I always wonder how long an editor or agent takes before he or she decides "No way, this isn't for us," or "I love it!" For me it may actually be longer than the 10 second rule of childhood (if it's on the floor no longer than 10 seconds it's safe to consume), but it's close. Recently after finishing and distributing my monthly newsletter (and writing the accompanying reviews), as well as reading through a few old Ngaio Marshes, I decided it was time to apply the 10 second rule to my own pile of new reading candidates.
I had four choices, and I'll probably read all of them eventually, but it was a question of which one I wanted to read on a cold, blustery, January day. For me 10 seconds is actually the time it takes to read a page or two, though I may read more pages of a Michael Connelly book than a Val McDermid one (his sentences are much shorter!)
Here were my choices: Roanoke by Margaret Lawrence. I absolutely loved Margaret Lawrence's Revolutionary War series, the one beginning with the amazing Hearts and Bones, but sadly those are long gone, and anyway I've read them all. Happily, she'll have a new book out in June titled Roanoke, set during the later years of Queen Elizabeth I, taking place both in England and the nascent America. Here's the first sentence: "The last day of Shrovetide, a damp February in the year 1585, great Elizabeth's twenty-seventh year upon the throne." That's pretty historical, does a nice job of fixing the time period.

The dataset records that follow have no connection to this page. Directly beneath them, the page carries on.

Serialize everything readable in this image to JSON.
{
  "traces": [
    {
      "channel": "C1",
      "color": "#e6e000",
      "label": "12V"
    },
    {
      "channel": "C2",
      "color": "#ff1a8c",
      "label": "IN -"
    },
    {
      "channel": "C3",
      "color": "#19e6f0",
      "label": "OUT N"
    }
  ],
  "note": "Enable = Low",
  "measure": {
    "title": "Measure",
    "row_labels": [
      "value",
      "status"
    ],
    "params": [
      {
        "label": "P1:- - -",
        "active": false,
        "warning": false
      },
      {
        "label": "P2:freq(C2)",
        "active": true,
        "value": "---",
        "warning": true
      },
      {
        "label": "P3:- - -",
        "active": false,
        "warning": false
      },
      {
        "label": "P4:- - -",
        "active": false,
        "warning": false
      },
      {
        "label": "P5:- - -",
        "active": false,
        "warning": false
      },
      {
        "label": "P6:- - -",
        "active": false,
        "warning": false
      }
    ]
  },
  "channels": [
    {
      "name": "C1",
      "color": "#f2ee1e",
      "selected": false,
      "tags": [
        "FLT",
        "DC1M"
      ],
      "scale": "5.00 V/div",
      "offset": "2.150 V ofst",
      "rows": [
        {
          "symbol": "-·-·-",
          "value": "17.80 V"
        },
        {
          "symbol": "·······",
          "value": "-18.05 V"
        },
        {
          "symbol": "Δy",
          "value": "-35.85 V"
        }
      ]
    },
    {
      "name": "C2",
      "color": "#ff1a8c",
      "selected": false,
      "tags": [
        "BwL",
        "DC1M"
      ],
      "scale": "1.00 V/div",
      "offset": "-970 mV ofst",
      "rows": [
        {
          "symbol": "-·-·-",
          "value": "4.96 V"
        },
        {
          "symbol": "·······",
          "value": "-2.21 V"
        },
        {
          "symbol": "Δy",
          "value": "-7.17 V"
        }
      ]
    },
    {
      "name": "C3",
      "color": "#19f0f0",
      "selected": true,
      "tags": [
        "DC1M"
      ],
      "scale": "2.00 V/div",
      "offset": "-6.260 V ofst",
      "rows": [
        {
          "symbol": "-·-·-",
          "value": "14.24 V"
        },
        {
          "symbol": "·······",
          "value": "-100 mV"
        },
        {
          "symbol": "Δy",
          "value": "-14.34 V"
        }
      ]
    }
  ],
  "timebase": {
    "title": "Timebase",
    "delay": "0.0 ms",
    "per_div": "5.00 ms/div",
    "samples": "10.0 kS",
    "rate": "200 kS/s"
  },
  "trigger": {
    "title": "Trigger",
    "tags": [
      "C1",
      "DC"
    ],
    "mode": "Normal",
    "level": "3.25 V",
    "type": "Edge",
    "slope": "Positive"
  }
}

What I like so much about Lawrence shows up a bit later, in her description of the street: "A delirium of smells - roast goose, Shrove buns, early flowers brought in from the country, cinnamon and cloves in the spice merchants' barrels." Nice, evocative, even lovely. Next!
Off our bargain cart, an ARC of Frederic Lindsay's My Life as a Man. I know nothing about Lindsay except his name, and that he's Scottish. Here goes: "The day my wife died, 15 February 2003, turned out to be an exceptional day of winter sunshine." As first sentences go, that's pretty top drawer. Hard to pass up, and the next two pages were interesting too. Next!
Michael Connelly's The Brass Verdict has been winking at me for awhile now, and sales have slowed enough that I can take a copy out of the front window to read. Connelly's opener is hard to beat: "Everybody lies. Cops lie. Lawyers lie. Witnesses lie. The victims lie. A trial is a contest of lies." Connelly is a master, no two ways about it. It's hard if not impossible to put down one of his books - when my children were small I drove them around so they would fall asleep and I could finish The Poet. Next!
To me Val McDermid is absolutely one of the finest writers alive - she has everything: prose, characters, plots, setting. She's brilliant. Here we go, from her latest novel, A Darker Domain: "The voice is soft, like the darkness that encloses them. 'You ready?' 'As ready as I'll ever be.' " That's right up there with Connelly.
I made my choice and am happily reading (almost finished, in fact), and am wondering which one you would choose? And does an editor or an agent take any longer than that to make up his or her mind? I'm still wondering.